List the lines of this listing that hold the word "digit".
-------- Data shown
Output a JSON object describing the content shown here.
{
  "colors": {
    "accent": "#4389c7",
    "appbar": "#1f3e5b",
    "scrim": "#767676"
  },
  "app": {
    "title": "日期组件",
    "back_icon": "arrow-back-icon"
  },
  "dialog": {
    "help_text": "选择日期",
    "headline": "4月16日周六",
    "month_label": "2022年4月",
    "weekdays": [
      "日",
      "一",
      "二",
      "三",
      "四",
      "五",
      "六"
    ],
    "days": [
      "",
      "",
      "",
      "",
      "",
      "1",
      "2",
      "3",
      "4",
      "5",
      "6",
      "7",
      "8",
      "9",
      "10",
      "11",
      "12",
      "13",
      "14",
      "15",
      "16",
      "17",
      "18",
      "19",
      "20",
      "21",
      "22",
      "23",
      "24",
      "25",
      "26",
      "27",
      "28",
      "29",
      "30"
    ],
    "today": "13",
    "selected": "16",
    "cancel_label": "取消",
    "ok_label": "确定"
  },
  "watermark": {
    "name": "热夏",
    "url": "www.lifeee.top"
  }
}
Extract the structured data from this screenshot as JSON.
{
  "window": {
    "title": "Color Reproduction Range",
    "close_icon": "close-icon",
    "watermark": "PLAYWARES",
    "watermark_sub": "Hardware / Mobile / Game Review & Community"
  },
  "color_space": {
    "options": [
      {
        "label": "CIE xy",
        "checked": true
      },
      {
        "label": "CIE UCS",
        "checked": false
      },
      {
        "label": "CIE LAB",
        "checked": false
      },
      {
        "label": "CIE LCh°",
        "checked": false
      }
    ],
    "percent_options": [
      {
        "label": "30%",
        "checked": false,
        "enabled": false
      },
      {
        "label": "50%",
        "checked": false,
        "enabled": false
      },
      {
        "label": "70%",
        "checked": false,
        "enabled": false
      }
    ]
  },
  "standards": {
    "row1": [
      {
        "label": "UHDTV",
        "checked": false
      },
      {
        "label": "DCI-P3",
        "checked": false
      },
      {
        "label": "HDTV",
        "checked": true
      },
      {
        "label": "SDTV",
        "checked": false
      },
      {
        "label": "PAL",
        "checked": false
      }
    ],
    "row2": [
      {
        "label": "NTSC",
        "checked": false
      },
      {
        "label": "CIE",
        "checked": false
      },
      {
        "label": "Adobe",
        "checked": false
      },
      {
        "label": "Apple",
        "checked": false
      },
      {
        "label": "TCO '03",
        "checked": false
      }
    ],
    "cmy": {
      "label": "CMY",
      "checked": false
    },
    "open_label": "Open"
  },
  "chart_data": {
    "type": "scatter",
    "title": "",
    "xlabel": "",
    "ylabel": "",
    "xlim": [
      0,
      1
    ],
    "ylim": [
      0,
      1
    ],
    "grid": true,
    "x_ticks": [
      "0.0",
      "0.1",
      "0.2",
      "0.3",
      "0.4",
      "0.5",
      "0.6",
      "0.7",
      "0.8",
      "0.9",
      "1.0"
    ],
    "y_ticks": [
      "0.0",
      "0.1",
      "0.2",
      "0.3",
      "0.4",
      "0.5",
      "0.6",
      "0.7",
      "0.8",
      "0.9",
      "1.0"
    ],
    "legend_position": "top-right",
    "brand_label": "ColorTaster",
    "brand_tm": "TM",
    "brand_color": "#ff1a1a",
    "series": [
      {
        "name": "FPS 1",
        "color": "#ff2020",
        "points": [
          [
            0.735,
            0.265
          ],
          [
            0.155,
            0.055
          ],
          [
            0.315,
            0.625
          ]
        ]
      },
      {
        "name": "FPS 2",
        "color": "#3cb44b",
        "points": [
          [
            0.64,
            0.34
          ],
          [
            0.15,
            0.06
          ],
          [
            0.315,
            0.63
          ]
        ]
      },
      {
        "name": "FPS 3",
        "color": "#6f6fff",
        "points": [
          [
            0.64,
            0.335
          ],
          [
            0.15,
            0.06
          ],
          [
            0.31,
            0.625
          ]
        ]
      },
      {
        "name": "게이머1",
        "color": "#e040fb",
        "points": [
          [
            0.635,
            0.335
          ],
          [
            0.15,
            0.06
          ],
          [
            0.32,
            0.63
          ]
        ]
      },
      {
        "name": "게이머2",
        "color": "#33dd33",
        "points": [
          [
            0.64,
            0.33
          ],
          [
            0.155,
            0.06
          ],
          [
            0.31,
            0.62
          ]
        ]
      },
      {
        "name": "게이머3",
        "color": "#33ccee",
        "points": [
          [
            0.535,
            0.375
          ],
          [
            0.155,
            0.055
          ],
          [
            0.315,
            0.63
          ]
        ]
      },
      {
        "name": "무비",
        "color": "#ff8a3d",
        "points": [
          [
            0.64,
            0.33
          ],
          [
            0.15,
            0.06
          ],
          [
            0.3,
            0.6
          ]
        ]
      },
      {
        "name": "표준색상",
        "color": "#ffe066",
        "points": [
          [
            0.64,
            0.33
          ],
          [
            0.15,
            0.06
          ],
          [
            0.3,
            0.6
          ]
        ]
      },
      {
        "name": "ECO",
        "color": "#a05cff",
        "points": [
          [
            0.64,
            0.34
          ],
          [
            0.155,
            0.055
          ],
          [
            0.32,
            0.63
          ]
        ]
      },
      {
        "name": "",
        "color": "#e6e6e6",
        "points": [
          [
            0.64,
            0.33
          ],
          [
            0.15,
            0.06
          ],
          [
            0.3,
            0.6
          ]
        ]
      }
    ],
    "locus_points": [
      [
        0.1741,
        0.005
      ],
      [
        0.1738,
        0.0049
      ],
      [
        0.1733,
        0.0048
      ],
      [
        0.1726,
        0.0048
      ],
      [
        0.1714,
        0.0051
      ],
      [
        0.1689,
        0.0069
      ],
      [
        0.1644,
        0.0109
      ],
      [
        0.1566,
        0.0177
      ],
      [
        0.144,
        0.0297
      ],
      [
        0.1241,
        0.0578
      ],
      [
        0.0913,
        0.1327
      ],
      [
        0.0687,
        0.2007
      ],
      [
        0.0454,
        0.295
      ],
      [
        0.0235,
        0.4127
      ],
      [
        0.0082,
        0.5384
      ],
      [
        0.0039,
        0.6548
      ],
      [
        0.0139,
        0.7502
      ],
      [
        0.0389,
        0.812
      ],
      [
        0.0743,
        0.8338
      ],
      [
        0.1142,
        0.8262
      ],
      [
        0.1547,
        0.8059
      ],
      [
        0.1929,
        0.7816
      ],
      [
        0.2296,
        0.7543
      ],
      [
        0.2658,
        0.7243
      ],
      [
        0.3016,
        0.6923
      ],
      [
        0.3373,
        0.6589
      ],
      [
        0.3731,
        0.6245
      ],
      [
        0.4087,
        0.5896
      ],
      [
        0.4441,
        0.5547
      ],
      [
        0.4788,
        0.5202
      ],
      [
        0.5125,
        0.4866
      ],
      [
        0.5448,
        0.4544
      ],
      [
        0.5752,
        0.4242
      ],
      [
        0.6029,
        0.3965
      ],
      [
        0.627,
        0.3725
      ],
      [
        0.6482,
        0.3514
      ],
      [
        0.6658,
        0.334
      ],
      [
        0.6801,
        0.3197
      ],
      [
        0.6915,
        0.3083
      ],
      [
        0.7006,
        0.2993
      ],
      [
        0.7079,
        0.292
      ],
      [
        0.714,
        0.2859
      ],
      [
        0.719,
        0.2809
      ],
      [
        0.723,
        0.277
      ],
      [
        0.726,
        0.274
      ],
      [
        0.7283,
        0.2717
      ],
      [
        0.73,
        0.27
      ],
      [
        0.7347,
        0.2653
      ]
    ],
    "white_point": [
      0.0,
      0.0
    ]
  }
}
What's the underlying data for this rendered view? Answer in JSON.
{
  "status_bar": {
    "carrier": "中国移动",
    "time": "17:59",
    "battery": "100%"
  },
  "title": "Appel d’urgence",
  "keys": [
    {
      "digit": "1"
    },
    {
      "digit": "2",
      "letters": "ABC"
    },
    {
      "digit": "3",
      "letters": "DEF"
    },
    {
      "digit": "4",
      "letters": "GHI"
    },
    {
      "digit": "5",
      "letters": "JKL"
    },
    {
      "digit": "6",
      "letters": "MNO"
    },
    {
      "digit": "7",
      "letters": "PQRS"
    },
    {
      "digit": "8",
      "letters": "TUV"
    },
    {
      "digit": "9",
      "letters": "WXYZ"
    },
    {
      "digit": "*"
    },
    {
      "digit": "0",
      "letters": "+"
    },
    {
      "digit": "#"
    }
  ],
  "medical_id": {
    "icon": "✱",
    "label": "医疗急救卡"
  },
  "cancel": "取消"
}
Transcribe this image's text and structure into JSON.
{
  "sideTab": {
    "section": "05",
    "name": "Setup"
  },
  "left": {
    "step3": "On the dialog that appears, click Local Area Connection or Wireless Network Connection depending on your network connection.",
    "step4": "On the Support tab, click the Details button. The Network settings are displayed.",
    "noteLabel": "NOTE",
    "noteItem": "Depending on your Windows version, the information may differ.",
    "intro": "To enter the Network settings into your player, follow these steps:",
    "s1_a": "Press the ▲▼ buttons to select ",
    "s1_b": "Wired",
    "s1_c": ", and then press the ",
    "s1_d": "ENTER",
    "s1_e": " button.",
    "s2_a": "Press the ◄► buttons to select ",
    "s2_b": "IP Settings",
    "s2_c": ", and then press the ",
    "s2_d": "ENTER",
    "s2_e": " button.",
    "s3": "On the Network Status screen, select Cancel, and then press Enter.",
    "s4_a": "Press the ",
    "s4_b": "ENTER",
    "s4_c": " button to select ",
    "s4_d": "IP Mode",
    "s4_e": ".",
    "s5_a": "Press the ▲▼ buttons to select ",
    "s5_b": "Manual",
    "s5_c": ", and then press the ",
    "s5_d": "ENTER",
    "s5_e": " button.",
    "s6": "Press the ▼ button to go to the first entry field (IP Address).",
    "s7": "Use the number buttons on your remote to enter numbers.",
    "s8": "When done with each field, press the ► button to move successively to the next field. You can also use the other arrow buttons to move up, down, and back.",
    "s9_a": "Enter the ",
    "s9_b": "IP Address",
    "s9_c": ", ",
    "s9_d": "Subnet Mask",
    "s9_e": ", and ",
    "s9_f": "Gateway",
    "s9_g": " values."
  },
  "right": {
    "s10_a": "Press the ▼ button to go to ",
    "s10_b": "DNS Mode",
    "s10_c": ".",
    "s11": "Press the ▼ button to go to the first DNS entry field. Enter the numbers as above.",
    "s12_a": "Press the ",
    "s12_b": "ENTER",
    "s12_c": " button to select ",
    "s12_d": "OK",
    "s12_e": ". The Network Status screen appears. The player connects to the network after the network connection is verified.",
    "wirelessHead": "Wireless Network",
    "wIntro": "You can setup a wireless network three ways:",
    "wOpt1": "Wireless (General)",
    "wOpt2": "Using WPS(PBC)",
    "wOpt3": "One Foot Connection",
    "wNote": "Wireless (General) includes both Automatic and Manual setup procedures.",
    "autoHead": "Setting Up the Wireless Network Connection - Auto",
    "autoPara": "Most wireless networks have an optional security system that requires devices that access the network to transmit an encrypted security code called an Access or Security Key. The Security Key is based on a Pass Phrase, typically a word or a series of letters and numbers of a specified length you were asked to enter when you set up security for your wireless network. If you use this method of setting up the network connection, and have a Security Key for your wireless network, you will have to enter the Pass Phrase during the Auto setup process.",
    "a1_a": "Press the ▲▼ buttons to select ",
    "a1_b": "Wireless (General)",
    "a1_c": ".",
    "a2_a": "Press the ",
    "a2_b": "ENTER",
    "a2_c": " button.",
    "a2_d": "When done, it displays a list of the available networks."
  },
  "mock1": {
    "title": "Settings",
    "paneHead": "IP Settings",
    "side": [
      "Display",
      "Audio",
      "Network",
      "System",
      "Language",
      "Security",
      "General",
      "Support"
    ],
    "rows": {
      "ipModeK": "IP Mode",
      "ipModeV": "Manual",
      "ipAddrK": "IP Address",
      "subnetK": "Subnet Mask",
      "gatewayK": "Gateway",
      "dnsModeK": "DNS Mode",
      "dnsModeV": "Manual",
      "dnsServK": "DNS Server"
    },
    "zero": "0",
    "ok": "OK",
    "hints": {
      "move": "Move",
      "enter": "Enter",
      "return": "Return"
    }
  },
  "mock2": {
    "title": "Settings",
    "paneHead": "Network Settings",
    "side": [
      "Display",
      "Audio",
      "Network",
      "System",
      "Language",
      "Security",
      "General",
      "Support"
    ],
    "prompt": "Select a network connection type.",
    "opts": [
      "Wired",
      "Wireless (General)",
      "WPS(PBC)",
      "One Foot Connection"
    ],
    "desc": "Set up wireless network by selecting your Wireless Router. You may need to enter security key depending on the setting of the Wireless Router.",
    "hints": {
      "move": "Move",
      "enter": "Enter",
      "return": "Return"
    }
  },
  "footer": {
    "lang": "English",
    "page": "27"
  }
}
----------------
# [Response area]
      "digit": "1"
      "digit": "2",
      "digit": "3",
      "digit": "4",
      "digit": "5",
      "digit": "6",
      "digit": "7",
      "digit": "8",
      "digit": "9",
      "digit": "*"
      "digit": "0",
      "digit": "#"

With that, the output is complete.